Oh, I am sure at this point when the Angels come to St. Louis for interleague play that Pujols will be given a warm, polite welcome. But just ask any Cardinals fan if they'd like to see Albert return to the Cardinals in 2015. If they're not wearing a straight jacket, the answer will be a resounding no.

Sure, Pujols, come back for a visit. But St. Louis fans want no part of your $25 million a year money grab.

While Albert has found his power stroke this season with a 20 home runs before the all-star break, his .322 on-base percentage is the worst of his career. Last year comes in second and the year before third while he got on base at a .420 clip as a Redbird. He never gave the Angels a single years as an elite player in exchange for $254 million.

James can honestly say that he left Cleveland to take less money because he wanted to win. And now he can be a hero for coming back and finishing his career with the home town team. And now he has the maximum contract allowed under the salary cap to boot. The Cardinals have been back to the World Series without Albert. He's exposed for being dishonest when he said he wanted to go where he had the best chance to win, instead opting for a lesser team that paid him a relatively small amount of cash to turn his back on his fans.

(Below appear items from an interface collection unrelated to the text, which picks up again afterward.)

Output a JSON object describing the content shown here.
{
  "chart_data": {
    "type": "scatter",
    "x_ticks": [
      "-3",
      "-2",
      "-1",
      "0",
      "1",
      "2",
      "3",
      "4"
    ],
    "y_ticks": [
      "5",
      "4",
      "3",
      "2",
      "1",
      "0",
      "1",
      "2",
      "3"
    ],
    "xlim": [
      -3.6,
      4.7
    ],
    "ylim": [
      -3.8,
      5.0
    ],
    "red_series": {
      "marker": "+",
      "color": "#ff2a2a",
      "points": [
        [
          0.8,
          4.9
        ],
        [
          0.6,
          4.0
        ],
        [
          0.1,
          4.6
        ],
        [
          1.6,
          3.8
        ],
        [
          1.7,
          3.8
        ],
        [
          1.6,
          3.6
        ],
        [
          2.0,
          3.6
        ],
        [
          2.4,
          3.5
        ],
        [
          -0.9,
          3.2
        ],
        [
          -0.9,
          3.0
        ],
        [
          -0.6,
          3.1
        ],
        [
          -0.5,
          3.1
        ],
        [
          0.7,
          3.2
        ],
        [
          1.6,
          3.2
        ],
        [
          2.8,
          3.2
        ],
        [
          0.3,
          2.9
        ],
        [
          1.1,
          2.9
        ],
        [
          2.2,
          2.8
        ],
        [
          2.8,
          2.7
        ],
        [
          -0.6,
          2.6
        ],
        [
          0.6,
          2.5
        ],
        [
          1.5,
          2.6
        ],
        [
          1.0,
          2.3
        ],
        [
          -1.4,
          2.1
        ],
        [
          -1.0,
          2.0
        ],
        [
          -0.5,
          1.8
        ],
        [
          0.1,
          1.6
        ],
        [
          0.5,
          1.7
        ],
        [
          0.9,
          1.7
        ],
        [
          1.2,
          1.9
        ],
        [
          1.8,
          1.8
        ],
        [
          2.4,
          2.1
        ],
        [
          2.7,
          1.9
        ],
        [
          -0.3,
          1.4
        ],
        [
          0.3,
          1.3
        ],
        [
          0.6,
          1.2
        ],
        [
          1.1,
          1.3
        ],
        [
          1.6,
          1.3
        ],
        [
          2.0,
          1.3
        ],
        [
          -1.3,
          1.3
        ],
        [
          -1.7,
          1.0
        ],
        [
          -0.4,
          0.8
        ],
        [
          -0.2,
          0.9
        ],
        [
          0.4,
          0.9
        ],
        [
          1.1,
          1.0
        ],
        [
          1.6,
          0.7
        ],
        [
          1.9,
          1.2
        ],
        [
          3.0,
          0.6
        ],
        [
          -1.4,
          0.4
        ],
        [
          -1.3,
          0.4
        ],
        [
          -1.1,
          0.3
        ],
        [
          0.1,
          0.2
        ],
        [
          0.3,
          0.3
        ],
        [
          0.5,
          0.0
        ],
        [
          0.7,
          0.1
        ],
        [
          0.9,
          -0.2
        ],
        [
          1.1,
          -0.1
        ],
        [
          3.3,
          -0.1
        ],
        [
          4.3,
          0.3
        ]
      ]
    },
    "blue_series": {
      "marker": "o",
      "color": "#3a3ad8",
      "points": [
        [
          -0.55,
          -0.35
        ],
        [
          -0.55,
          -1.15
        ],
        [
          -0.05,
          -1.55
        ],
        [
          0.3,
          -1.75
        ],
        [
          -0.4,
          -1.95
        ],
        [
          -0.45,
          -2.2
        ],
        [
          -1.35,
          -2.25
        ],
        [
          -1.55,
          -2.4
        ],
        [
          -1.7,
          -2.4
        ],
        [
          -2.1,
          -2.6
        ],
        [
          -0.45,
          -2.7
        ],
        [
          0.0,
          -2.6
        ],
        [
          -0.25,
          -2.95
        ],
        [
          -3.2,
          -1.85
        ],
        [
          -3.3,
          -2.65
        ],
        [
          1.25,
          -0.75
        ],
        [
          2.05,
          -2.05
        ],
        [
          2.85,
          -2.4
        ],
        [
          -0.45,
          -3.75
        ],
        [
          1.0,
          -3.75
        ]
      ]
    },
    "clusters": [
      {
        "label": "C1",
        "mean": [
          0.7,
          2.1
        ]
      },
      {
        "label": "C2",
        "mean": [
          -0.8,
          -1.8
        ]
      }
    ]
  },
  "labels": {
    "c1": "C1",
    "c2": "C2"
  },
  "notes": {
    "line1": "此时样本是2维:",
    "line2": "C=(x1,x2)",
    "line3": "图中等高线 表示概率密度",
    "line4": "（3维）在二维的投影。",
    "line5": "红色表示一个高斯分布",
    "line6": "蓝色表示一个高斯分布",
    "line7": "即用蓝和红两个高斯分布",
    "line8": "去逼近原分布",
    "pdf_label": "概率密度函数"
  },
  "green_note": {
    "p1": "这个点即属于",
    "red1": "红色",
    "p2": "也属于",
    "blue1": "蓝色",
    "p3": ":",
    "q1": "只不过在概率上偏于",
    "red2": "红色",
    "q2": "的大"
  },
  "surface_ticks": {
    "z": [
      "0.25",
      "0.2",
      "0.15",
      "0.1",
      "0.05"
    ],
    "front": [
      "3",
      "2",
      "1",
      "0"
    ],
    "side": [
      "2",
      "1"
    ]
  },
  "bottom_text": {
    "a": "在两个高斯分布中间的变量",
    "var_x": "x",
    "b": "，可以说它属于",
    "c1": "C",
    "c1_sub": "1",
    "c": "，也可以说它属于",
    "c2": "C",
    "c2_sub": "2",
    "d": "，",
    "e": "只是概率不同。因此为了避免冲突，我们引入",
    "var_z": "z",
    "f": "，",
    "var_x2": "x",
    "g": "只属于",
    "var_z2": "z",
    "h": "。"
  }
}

Today the sports world rejoices because a small town hero made good redeemed himself by turning his back on the glare of the big city and returning to his small market roots. But for Albert, you really can't go home again.